Now you need to set up localizations for your system by uncommenting required locales in /etc/locale.gen and then running:


It’s a good idea to uncomment at least one UTF-8 locale, preferabbly en_US.UTF-8 UTF-8.

You now need to set the LANG variable in locale.conf accordingly. As an example:

# /etc/locale.conf

If you made any changes to the keyboard layout, you’ll need to make the changes persistent in vconsole.conf as:

# /etc/vconsole.conf


Hostname can be set by using the [hostname][man:hostname] file:

# /etc/hostname

You should also add a matching entry to your [hosts][man:hosts] file to allow local name resolution:

# /etc/hosts    myhostname.localdomain    myhostname

If you also want a pretty hostname (the machine name shown to other users on the network) like “Bob’s Laptop”, you can use the [machine-info][man:machine-info] file:

# /etc/machine-info

Network Configuration

The newly configured environment has no network connection activated by default.

For setting up a wired connection, follow this.
For setting up a wireless connection, follow this.

Root password

You can set the root password by running passwd.

Boot loader

There are a lot of bootloaders available. See this for available choices and configurations.
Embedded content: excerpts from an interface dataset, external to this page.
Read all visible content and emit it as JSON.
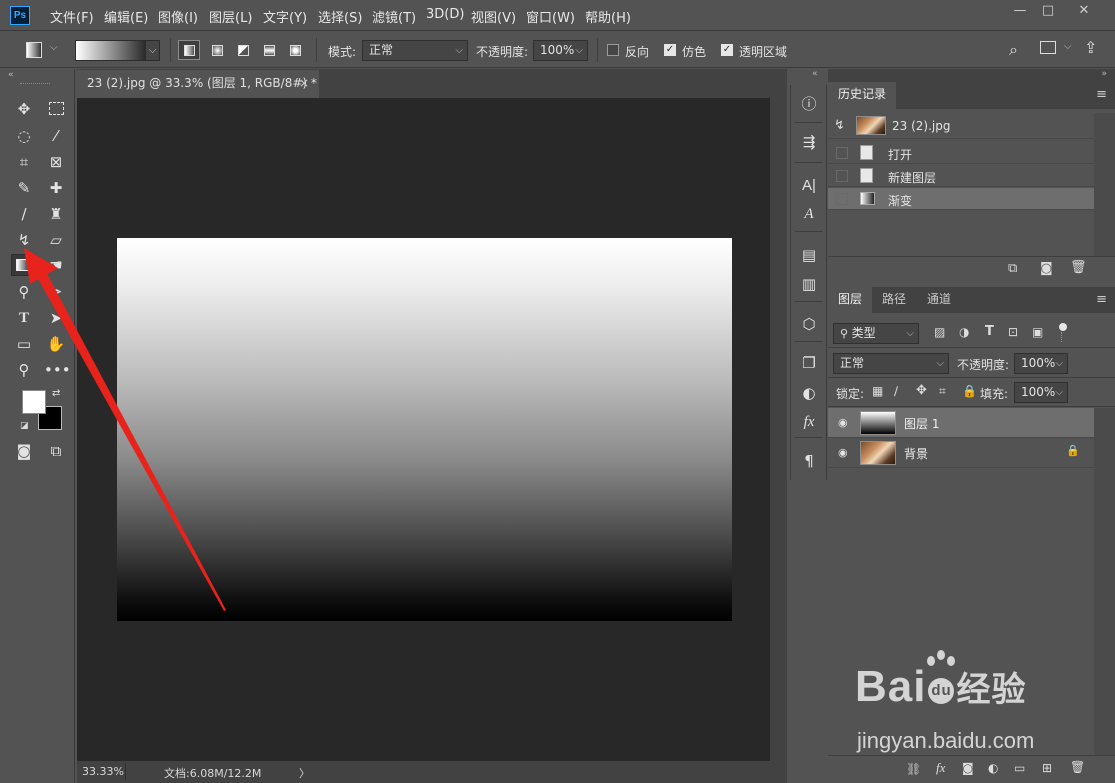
{
  "menu": {
    "app_logo": "Ps",
    "items": [
      "文件(F)",
      "编辑(E)",
      "图像(I)",
      "图层(L)",
      "文字(Y)",
      "选择(S)",
      "滤镜(T)",
      "3D(D)",
      "视图(V)",
      "窗口(W)",
      "帮助(H)"
    ],
    "window_controls": {
      "minimize": "—",
      "maximize": "□",
      "close": "✕"
    }
  },
  "options_bar": {
    "mode_label": "模式:",
    "mode_value": "正常",
    "opacity_label": "不透明度:",
    "opacity_value": "100%",
    "reverse_label": "反向",
    "reverse_checked": false,
    "dither_label": "仿色",
    "dither_checked": true,
    "transparency_label": "透明区域",
    "transparency_checked": true
  },
  "document": {
    "tab_title": "23 (2).jpg @ 33.3% (图层 1, RGB/8#) *",
    "tab_close": "×",
    "zoom": "33.33%",
    "doc_info": "文档:6.08M/12.2M",
    "status_arrow": "〉"
  },
  "colors": {
    "foreground": "#ffffff",
    "background": "#000000",
    "annotation_arrow": "#e8231c",
    "panel_bg": "#535353",
    "canvas_bg": "#282828"
  },
  "history_panel": {
    "tab_label": "历史记录",
    "snapshot_label": "23 (2).jpg",
    "items": [
      {
        "label": "打开",
        "active": false
      },
      {
        "label": "新建图层",
        "active": false
      },
      {
        "label": "渐变",
        "active": true
      }
    ]
  },
  "layers_panel": {
    "tabs": [
      "图层",
      "路径",
      "通道"
    ],
    "filter_kind": "类型",
    "blend_mode": "正常",
    "opacity_label": "不透明度:",
    "opacity_value": "100%",
    "lock_label": "锁定:",
    "fill_label": "填充:",
    "fill_value": "100%",
    "layers": [
      {
        "name": "图层 1",
        "active": true,
        "locked": false
      },
      {
        "name": "背景",
        "active": false,
        "locked": true
      }
    ]
  },
  "watermark": {
    "brand": "Bai",
    "brand_du": "du",
    "product": "经验",
    "url": "jingyan.baidu.com"
  }
}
Personally I use systemd-boot. You can use it if you use an UEFI system and have your EFI System Partition formatted as VFAT (FAT32). It can be made to work in other configurations too but you should consult the wiki article for that.
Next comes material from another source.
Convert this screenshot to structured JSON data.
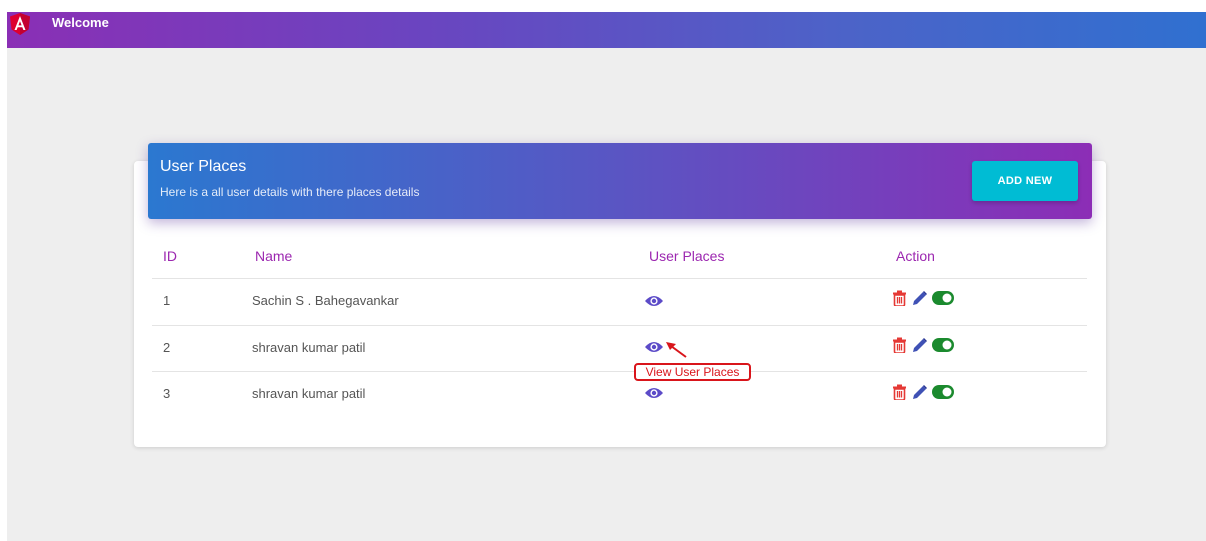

Setting up systemd-boot

  1. Make sure you are booted using UEFI.
  2. Mount your EFI system partition preferabbly to /boot (because systemd-boot cannot load EFI binaries from partitions other than ESP. In case you want to separate /boot from ESP, see this.
  3. If the ESP is not mounted at /boot, copy your kernel and initramfs to the ESP. To automate this process you can take a look at this article.
  4. Now install systemd-boot by running bootctl --path=esp install where esp is the path where you mounted the ESP.
  5. Now configure the bootloader as follows.
  6. Edit the file esp/loader/loader.conf. An example can be found at /usr/share/systemd/bootctl/loader.conf.
timeout 0        # time after which default entry boots. If set to 0, you need to hold Space during boot to show the
                 # boot menu.
default Windows* # the default entry file to use for booting. This can be a glob pattern matching a file under
                 # esp/loader/entries/
editor  1        # whether to allow editing of boot parameters from the boot menu.
  1. Add an entry for your Linux systems under a file in esp/loader/entries/name.conf. Windows is autodetected. An example file can be found at /usr/share/systemd/bootctl/.
title   Arch Linux           # the title to show on the boot menu
linux   /vmlinuz-linux       # the path to the vmlinuz relative to the EFI partition
initrd  /intel-ucode.img     # the path to the initrd images. Install the intel-ucode package and use this line to
                             # enable processor microcode updates.
initrd  /initramfs-linux.img
options root=PARTUUID=024e95d2-3f50-4341-82f3-76b51b36a1ad rw quiet vga=current loglevel=3 # the boot parameters for the
                             # kernel
  1. Enable microcode updates by following this article.


Exit the chroot environment by typing exit or pressing Ctrl+D.
Unmount all mounted partitions using umount -R /mnt.
Finally restart the machine by running reboot.
Remove the installation media and login into the new system using the password set using passwd.


You can now make a lot of changes that will needed to get basic functionality that you are used to out of the box in other distros. This is where learning begins. You can find my own post-installation guide here.